-- Material for the task follows --

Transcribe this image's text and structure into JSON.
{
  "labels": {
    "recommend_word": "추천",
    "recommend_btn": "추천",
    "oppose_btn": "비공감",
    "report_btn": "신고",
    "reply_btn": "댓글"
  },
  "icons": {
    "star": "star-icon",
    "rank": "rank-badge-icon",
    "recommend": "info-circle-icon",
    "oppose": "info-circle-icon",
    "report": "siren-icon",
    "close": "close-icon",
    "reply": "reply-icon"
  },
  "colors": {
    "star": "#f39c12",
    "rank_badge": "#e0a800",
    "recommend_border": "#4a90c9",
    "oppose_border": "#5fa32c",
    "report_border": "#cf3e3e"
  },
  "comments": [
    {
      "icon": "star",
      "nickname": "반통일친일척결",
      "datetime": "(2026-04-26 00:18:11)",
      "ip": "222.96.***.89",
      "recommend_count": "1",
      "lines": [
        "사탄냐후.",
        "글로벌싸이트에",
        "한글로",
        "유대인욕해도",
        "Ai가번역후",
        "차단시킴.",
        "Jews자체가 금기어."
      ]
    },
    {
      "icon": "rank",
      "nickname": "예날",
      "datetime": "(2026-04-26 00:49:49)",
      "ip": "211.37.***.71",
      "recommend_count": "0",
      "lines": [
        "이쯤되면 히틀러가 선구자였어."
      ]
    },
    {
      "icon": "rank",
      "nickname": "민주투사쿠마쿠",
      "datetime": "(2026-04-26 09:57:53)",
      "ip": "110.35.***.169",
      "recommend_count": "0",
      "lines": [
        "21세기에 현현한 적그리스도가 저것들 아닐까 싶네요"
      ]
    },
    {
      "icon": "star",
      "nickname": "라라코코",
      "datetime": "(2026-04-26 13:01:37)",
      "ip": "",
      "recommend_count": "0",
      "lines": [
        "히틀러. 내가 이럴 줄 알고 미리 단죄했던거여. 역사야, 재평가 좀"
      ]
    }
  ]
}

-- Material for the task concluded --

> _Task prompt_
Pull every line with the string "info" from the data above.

> _Response_
    "recommend": "info-circle-icon",
    "oppose": "info-circle-icon",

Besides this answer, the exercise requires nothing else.